Japan's top political leaders made their final appeals to voters on Saturday before crucial parliamentary elections that could bring a sweeping victory for the opposition and break the ruling party's decades-long grip on power.
Prime Minister Taro Aso, whose ruling Liberal Democratic Party is widely seen as an underdog in Sunday's balloting for the powerful lower house of parliament, called on voters to stick with his party. "Can you trust these people? It's a problem if you feel uneasy whether they can really run this country," Aso told a crowd in Oyama City, north of Tokyo, warning them against a vote for a change.
Aso said more time is needed for economic reforms aimed at pulling the country out of one of its worst slowdowns since World War II, and asked for support "so our government can accomplish our economic measures."
Rival Yukio Hatoyama, who heads the opposition Democratic Party of Japan, traveled to western Osaka to address urban voters, urging them to support change and saying they face a historic choice _ a mantra he has repeated throughout the two-week campaign and which appears to be paying off.
The two party leaders were to speak separately at opposite sides of a major Tokyo train station Saturday night, when campaigning officially ends.
Recent polls have shown the Democrats were keeping their momentum going into the final days of the campaign and were likely to win a two-thirds majority in the 480-member lower house. Polls by major newspapers, including the Mainichi and the Asahi, said Hatoyama's party is likely to win more than 320 seats, sharply higher than the 112 it held before parliament was dissolved in July. The Liberal Democrats have governed Japan since 1955 with the exception of one period of less than a year in 1993-1994. They had 300 seats in the lower house before the elections, and several polls have projected the number could plummet to 100.

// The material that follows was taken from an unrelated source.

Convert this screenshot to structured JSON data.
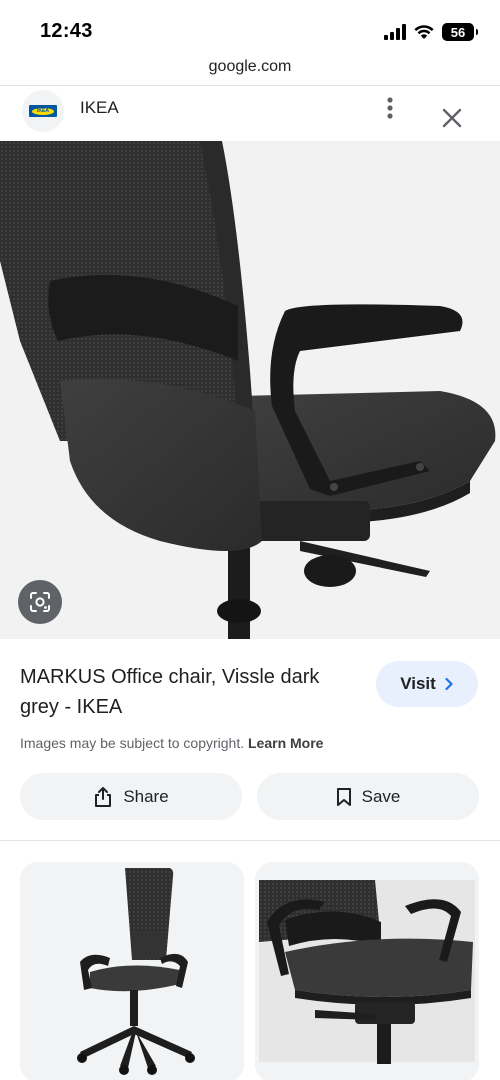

If the opposition party wins, Hatoyama will almost certainly be named Japan's next prime minister in a special session of parliament which could come in mid-September.
Japanese media have already started predicting a timeline of events, such as when a new Cabinet will be formed, on the assumption that the opposition party will be victorious.

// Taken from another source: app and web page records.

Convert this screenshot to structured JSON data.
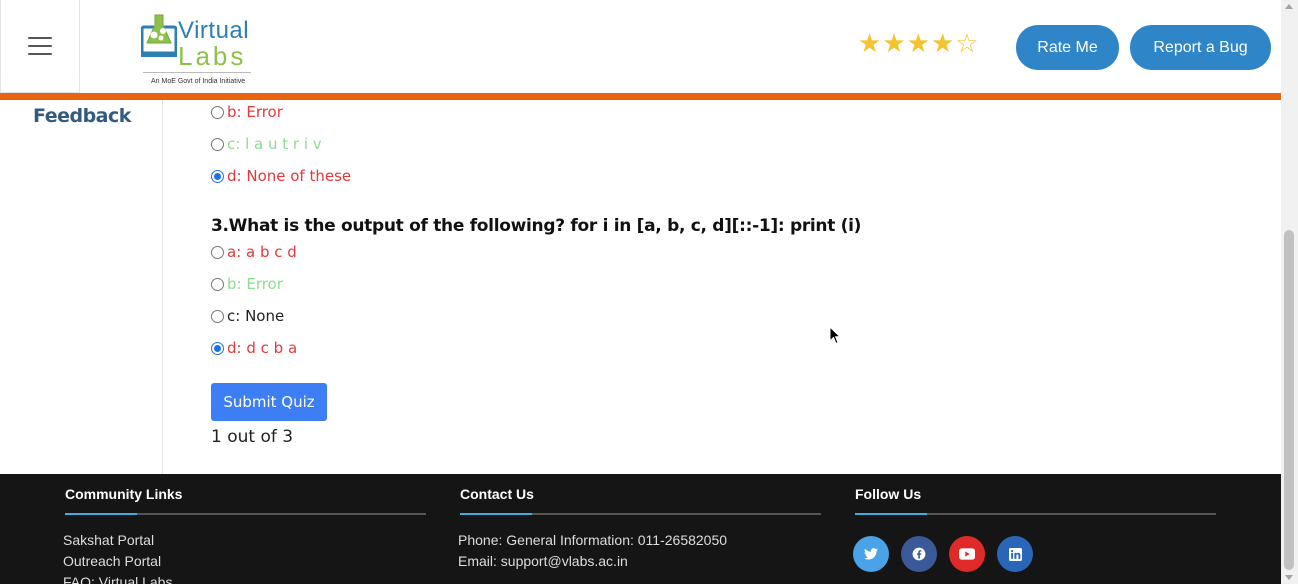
{
  "header": {
    "logo": {
      "word1": "Virtual",
      "word2": "Labs",
      "tagline": "An MoE Govt of India Initiative"
    },
    "rating": {
      "filled": 4,
      "total": 5
    },
    "rate_label": "Rate Me",
    "bug_label": "Report a Bug",
    "accent_color": "#e8650e",
    "button_color": "#2e86c8"
  },
  "sidebar": {
    "feedback_label": "Feedback"
  },
  "quiz": {
    "prev_options": [
      {
        "label": "b: Error",
        "state": "wrong",
        "checked": false
      },
      {
        "label": "c: l a u t r i v",
        "state": "correct",
        "checked": false
      },
      {
        "label": "d: None of these",
        "state": "wrong",
        "checked": true
      }
    ],
    "question": "3.What is the output of the following? for i in [a, b, c, d][::-1]: print (i)",
    "options": [
      {
        "label": "a: a b c d",
        "state": "wrong",
        "checked": false
      },
      {
        "label": "b: Error",
        "state": "correct",
        "checked": false
      },
      {
        "label": "c: None",
        "state": "neutral",
        "checked": false
      },
      {
        "label": "d: d c b a",
        "state": "wrong",
        "checked": true
      }
    ],
    "submit_label": "Submit Quiz",
    "score": "1 out of 3"
  },
  "footer": {
    "community": {
      "title": "Community Links",
      "links": [
        "Sakshat Portal",
        "Outreach Portal",
        "FAQ: Virtual Labs"
      ]
    },
    "contact": {
      "title": "Contact Us",
      "phone": "Phone: General Information: 011-26582050",
      "email": "Email: support@vlabs.ac.in"
    },
    "follow": {
      "title": "Follow Us",
      "icons": [
        "twitter-icon",
        "facebook-icon",
        "youtube-icon",
        "linkedin-icon"
      ]
    }
  }
}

During the campaign, the 62-year-old opposition leader appealed to voters with promises that he would cut wasteful government spending, rein in the power of the bureaucracy and put more money in consumers' pockets by holding off tax hikes that the ruling party has said are in the works.
On Japan's diplomacy, Hatoyama said he wants Japan to be more independent from the United States, Tokyo's key trading partner and military ally.
But Hatoyama, who holds a doctorate in engineering from Stanford University, insists he will not seek radical change in Japan's foreign policy, saying the US-Japan alliance would "continue to be the cornerstone of Japanese diplomatic policy."